Problem details:
Each line of the entries that mentions the string "moon" needs to be reported.
*** Records shown ***
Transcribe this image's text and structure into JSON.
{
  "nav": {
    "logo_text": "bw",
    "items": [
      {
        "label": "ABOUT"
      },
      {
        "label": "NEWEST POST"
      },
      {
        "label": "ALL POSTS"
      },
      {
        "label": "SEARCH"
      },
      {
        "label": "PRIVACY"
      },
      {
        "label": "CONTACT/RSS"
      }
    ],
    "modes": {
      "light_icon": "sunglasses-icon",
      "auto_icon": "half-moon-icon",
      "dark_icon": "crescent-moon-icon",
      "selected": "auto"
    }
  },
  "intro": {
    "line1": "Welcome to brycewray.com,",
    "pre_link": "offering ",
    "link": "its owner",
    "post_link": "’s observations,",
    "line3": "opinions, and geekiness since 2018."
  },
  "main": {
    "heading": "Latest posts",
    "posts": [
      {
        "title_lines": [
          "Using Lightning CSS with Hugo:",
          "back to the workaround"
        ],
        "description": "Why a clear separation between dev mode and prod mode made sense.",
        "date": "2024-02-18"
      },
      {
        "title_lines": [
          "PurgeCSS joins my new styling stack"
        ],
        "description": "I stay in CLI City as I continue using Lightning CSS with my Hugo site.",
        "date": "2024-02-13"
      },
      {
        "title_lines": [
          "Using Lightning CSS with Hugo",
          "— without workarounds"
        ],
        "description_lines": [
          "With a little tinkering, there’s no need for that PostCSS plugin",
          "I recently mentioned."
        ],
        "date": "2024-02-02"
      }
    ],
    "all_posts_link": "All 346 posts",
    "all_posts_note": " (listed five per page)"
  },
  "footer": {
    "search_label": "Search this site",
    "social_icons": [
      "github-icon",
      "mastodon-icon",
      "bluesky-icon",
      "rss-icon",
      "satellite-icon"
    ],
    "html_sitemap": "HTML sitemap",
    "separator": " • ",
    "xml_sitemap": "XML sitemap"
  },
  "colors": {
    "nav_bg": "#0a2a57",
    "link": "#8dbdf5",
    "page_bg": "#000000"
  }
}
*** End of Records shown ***
Response below:
      "auto_icon": "half-moon-icon",
      "dark_icon": "crescent-moon-icon",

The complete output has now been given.